- Overlooked Deductions and Credits
- Amended Tax Documents
- Overlooked Income
- Filing Statute of Limitations
If you have already filed your tax return and forgot an item of income or forgot to claim a deduction or credit, it is not too late! An amended return can be filed to correct an already filed tax return. Failing to report an item of income will most certainly generate an IRS inquiry, which typically happens a year or more after the original return was filed and after the interest and penalties have built up. Therefore, it is best to file an amended return as soon as possible to avoid the headache of IRS correspondence and to minimize the interest and penalties on any additional tax you might owe.

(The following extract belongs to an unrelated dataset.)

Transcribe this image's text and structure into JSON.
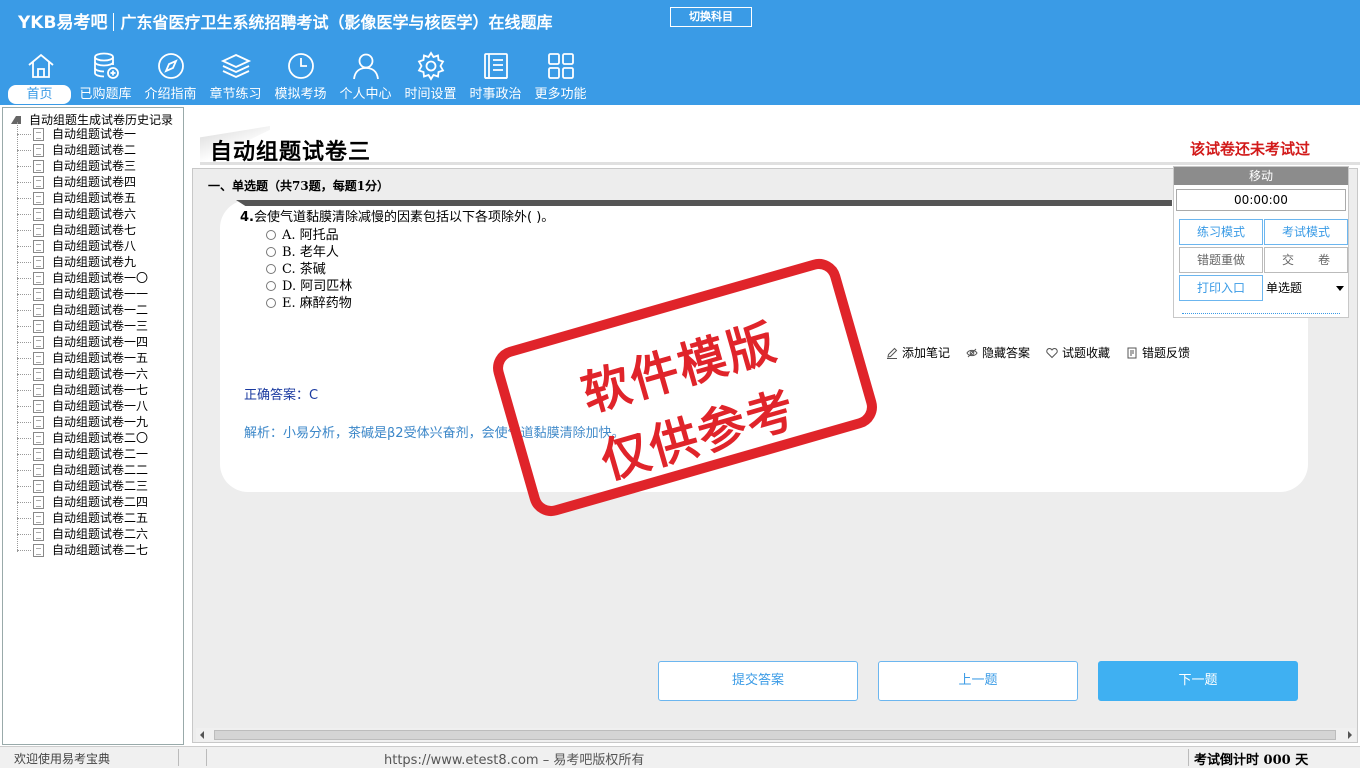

On the flip side, if you overlooked a significant deduction or tax credit and you have a refund coming, you certainly don’t want that to go by the wayside.
The solution is to file an amended return as soon as the error or omission is discovered. Amended returns can also be used to claim an overlooked credit, correct the filing status or the number of dependents, report an omitted investment transaction, submit information from delayed K-1s, or anything else that should have been reported on the original return.
If the overlooked item will result in a tax increase, penalties and interest can be mitigated by filing an amended return as soon as possible. Procrastination leads to further complications once the IRS determines something is missing, so it is best to take care of the issue right away.
Generally, to claim a refund, an amended return must be filed within three years from the date the original return was filed or within two years from the date the tax was paid, whichever is later.
If any of the above applies to your situation, please give our office a call so we can prepare an amended tax return for you.
- 2 Jun, 2016
- Jacqueline Cran
- 0 Comments